• _About this exercise_:
List, from the lines below, each one with "text" in it.

>>

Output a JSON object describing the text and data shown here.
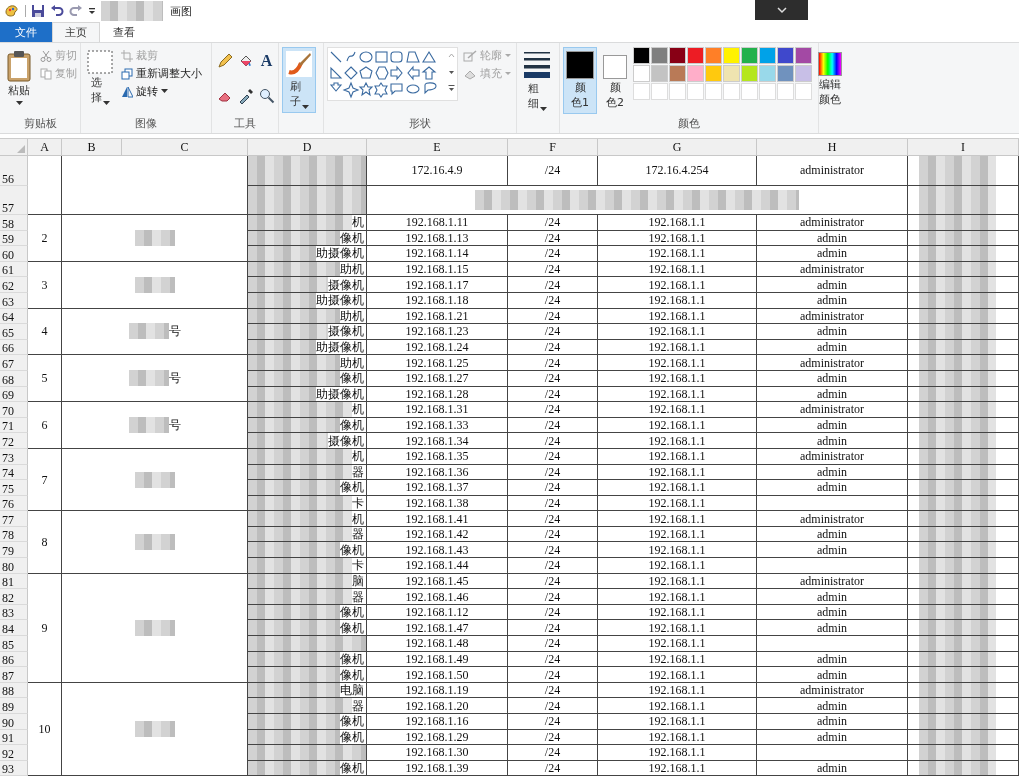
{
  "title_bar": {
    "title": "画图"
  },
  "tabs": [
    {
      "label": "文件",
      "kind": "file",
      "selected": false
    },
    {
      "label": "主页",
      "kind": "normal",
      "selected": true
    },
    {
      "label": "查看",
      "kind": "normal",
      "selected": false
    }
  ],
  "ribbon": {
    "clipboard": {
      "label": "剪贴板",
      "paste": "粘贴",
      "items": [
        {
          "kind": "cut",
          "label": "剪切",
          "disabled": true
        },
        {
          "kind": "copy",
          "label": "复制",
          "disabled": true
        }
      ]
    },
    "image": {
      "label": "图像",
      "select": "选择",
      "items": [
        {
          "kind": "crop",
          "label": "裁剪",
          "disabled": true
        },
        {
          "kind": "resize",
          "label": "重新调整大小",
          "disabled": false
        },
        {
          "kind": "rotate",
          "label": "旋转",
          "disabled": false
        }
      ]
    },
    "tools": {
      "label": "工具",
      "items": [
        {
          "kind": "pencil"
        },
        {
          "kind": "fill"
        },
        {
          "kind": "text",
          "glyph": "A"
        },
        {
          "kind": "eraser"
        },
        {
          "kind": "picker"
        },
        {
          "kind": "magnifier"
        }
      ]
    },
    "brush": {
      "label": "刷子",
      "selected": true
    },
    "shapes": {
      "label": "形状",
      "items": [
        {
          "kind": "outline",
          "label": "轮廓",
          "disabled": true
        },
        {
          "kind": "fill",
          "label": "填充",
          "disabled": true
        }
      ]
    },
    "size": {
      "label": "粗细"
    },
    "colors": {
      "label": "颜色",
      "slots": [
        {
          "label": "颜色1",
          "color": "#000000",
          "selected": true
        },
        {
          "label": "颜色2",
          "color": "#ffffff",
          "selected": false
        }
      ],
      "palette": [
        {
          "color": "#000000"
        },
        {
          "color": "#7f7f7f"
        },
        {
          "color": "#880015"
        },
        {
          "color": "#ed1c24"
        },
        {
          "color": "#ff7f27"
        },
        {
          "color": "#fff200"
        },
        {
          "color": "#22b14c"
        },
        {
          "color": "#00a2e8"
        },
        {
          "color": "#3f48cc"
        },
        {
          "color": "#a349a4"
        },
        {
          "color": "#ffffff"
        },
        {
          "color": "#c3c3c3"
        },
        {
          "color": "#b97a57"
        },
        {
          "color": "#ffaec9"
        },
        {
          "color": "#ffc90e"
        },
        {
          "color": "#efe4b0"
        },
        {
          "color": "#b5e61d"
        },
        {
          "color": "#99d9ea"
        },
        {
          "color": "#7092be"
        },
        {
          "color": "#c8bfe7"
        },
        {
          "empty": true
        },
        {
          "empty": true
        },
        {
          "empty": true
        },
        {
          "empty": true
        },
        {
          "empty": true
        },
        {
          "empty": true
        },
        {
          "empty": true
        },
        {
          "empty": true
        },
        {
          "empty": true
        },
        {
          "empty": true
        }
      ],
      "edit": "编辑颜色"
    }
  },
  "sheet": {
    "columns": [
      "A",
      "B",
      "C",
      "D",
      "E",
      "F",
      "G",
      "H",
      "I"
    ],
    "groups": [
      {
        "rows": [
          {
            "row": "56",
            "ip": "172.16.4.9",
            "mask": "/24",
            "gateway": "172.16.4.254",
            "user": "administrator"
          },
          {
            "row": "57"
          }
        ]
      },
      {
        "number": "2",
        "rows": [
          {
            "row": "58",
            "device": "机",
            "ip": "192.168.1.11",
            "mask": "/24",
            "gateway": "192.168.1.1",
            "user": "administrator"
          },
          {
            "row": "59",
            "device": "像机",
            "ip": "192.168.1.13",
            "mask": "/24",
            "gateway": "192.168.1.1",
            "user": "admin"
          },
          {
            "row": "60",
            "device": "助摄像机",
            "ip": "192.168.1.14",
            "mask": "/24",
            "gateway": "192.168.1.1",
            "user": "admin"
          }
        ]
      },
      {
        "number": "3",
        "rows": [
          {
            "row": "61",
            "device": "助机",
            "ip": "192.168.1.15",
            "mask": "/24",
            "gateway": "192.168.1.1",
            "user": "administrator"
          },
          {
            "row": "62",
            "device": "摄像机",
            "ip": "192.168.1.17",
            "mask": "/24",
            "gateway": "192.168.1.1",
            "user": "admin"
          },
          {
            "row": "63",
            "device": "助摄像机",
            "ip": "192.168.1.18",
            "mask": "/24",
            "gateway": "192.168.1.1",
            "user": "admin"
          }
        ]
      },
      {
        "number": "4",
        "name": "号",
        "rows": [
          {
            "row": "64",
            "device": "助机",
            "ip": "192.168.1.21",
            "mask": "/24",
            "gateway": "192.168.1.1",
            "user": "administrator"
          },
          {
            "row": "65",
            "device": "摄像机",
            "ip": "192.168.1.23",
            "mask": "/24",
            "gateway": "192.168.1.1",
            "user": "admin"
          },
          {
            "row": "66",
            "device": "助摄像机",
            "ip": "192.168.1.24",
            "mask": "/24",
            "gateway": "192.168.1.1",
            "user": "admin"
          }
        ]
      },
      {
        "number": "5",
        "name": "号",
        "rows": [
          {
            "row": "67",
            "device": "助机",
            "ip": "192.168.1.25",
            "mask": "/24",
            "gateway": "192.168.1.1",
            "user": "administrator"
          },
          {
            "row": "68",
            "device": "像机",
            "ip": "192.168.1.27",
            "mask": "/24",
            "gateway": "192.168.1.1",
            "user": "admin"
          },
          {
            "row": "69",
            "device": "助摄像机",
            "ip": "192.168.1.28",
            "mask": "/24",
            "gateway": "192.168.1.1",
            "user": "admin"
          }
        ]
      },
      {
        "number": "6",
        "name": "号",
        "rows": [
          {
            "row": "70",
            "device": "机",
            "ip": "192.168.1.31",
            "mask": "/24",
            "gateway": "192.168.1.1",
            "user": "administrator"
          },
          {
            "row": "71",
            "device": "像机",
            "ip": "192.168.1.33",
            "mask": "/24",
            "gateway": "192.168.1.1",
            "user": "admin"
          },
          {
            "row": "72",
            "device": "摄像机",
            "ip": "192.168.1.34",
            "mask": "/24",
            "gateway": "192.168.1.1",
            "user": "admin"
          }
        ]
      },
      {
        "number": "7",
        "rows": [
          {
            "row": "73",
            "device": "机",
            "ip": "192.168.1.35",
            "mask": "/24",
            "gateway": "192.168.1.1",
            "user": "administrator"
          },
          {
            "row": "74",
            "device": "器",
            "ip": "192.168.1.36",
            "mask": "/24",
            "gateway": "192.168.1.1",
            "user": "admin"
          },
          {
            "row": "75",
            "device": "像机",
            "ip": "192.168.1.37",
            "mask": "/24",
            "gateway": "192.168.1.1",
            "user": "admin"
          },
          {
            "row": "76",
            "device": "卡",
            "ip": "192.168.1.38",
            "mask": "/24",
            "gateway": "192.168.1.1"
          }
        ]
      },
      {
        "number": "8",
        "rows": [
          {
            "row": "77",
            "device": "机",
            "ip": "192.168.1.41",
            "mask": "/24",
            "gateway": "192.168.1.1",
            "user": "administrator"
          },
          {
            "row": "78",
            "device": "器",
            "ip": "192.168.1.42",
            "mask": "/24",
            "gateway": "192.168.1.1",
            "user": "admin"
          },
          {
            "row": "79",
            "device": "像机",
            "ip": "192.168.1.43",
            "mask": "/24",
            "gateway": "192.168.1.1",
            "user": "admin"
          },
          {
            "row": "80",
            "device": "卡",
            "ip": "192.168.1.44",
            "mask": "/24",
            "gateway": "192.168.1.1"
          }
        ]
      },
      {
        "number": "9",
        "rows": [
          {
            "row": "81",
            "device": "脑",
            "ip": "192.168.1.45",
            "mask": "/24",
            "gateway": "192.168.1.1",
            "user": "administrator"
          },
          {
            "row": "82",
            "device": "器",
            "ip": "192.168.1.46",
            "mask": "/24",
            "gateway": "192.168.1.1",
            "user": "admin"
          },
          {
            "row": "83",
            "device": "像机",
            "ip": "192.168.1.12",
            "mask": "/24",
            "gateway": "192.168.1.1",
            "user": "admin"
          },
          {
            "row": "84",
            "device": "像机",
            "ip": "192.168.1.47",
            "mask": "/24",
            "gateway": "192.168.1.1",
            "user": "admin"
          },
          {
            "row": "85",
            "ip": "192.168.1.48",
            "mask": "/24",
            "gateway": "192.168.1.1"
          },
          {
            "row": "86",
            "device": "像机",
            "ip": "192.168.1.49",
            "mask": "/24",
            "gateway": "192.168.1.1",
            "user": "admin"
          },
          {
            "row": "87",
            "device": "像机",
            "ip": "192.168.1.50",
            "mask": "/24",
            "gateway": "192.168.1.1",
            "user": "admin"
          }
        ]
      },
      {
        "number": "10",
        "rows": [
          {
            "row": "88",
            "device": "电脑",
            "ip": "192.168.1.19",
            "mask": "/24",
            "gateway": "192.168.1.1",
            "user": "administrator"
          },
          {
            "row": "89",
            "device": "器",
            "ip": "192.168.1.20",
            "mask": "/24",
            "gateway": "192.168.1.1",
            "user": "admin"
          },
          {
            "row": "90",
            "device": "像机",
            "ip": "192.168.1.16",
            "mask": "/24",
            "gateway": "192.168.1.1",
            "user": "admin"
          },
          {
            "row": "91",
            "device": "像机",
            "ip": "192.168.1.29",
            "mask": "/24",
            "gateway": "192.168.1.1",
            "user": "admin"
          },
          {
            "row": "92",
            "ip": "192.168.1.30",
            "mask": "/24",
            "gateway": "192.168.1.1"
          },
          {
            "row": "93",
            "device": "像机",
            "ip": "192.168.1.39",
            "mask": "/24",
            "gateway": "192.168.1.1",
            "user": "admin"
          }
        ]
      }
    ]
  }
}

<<

• _Answer_:
Output a JSON object describing the text and data shown here.
          "kind": "text",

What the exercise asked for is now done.